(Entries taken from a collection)

↓↓↓

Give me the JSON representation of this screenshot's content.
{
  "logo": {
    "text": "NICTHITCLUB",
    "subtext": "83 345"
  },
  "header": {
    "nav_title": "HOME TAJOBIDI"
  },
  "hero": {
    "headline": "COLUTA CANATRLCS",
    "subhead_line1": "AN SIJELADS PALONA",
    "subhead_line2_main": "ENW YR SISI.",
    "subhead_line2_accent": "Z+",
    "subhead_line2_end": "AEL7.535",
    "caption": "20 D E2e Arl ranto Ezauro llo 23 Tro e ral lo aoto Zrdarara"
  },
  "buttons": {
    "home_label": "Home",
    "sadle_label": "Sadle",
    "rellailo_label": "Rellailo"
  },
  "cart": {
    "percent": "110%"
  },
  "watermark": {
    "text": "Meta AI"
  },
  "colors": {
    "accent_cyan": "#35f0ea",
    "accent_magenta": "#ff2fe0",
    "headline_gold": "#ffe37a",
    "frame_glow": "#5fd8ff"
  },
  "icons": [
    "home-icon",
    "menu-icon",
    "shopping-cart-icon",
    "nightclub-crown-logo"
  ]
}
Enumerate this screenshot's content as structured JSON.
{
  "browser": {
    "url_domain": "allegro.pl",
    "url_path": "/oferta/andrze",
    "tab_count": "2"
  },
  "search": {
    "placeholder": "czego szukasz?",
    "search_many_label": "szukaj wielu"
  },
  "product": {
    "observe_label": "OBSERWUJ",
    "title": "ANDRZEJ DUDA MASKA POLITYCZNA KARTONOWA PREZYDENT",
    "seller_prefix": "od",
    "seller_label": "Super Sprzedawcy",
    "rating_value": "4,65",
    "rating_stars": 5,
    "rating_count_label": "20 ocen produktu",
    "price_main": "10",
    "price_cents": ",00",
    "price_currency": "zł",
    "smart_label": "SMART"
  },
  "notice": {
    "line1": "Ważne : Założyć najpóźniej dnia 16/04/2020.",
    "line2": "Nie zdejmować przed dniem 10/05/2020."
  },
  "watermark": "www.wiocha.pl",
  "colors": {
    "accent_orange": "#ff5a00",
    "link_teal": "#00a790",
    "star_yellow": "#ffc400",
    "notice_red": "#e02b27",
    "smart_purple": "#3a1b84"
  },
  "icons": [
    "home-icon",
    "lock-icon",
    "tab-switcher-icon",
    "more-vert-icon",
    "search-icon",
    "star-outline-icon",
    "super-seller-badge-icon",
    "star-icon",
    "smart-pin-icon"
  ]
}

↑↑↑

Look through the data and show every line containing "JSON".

Give me the JSON representation of this screenshot's content.
Enumerate this screenshot's content as structured JSON.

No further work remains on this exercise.